It is noteworthy that the site is listed as the “Cultural Landscape of Salt Towns” which implies that it is intended to cover rather more than a mine in each town. There are indeed a few elements mentioned in addition to the mines themselves – at Nemocon, excavations have uncovered pre-Spanish remains of salt working by the indigenous Muisca people and again at Nemocon, mention is made of “Furnaces for artisanal salt processing” of which just 1 remains “… located north of the town of Nemocón, about 500 meters from the main square.”. These few “visible traces of these salt processing ancient practices” hardly seem to add up to a viable “Cultural Landscape” when put together with the 3 mines and another element mentioned at Nemocon – “Nemocón Salt Museum - …… currently located at the former Casa del Encomendero, the oldest building in the town, located east in a corner of the main square”. We visited an institution called the Nemocon salt museum” but it was situated inside one of the buildings of the salt mine itself.

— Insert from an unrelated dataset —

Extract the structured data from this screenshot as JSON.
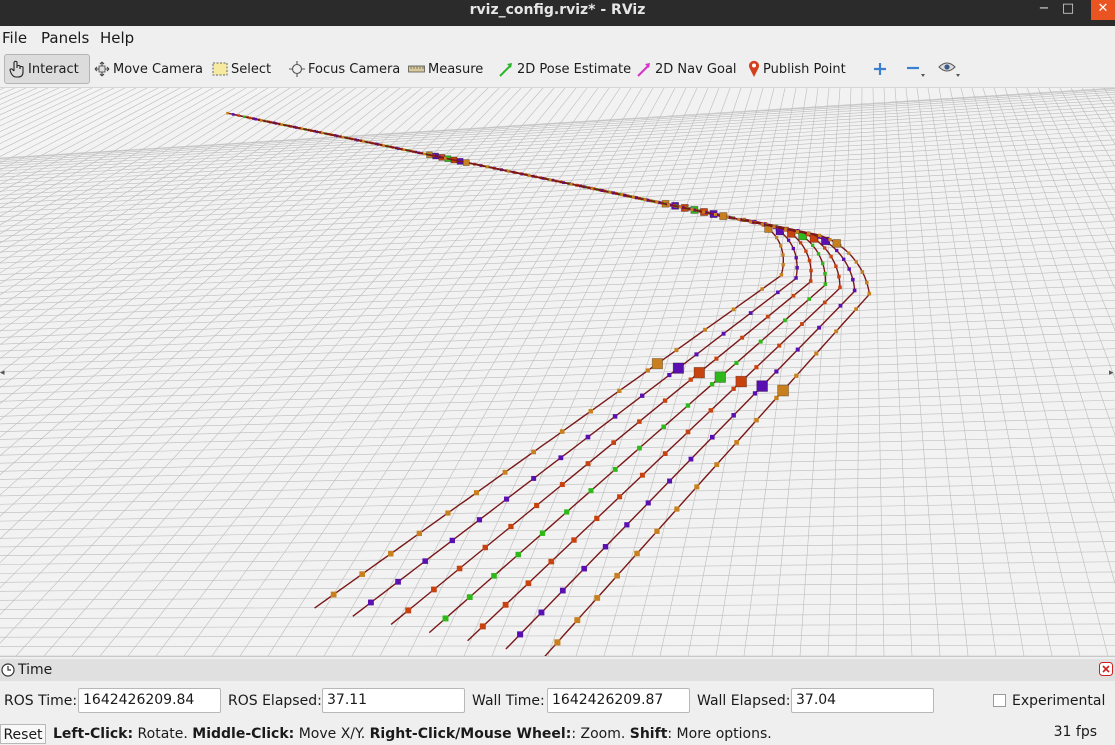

This museum explained perfectly adequately, with partial bi-lingual notices, the geological reasons for presence of the salt and the history of its extraction – from pre-Colombian times when it was a valuable product as well as a medium of barter for the Muisca in return for the gold their lands were not particularly well endowed with. The Spaniards immediately recognised the value of the product and installed their own harsh labour system. Production continued with improvements in technology across the years until around 1973.

We were quite pleased when we had to decide between Zipaquirá and Nemocon – it appears that the famous “Salt Cathedral” at Zipaquirá is a “reproduction” as the original was regarded as unsafe so, as their income depends on having a “Cathedral cave”, they dug another one! It sounded very touristy, whilst Nemocon appeared more “authentic”. But our visit didn’t start well - we were asked to wait for 30 minutes for an English speaking tour and visited the Museum finding it quite interesting. After 40 minutes, however, it became clear we were being scammed. We eventually started after 50 minutes when a mixed language group eventually turned up. Our guide was not a particularly good English speaker and insisted on asking everyone in the group their names, nationalities, what they had had for breakfast (well almost!). We went through the museum again and he “explained” things which were perfectly well explained by the info boards. But he insisted on running it as a quiz. “Does anyone know why…..?" For God’s sake get me out of here!!!! I understand that visitors to Zipaquirá are issued with audio guides though whether this enables them to fully "escape" the human guide's spiel I don't know - it sounds to be a good start though! 

We were eventually taken into the drift mine with an inordinately long delay for kitting us out with helmets. Underground could have been interesting if taken at a reasonable pace, but again it was all SO SLOW. Some of the salt formations and the underground reflecting pools (photo) were nice to see (except that we all had to guess how deep they were). We were also treated to a church area (You’ve got to have a church and religious statues in a touristy Salt mine!), a heart shaped crystal where one could renew one's vows with /express undying love for, one's partner, a plastic model of Von Humboldt, a series of salt statues where we had to guess what animal etc they were etc etc. Then much time was spent on the set and seeing helmets signed by the stars for the movie “The 33”. By this time I was near screaming point.

Now, we have visited almost all the WHS which provide the opportunity to go down a mine. In our experience, each places itself somewhere on a spectrum between tourist “wow” attraction and industrial archaeology site – Nemocon aims far too much at the former. We were pleased to get out. Whether there was more to see on the external “cultural landscape” aspects I don’t know – by the time we got out there wasn’t time to find out!

Community Likes


3 Votes

Full Name
Cultural Landscape of Salt Towns
2022 Removed from Tentative List

2012 Added to Tentative List

The site has 3 locations


Community Members have visited.

WHS 1997-2024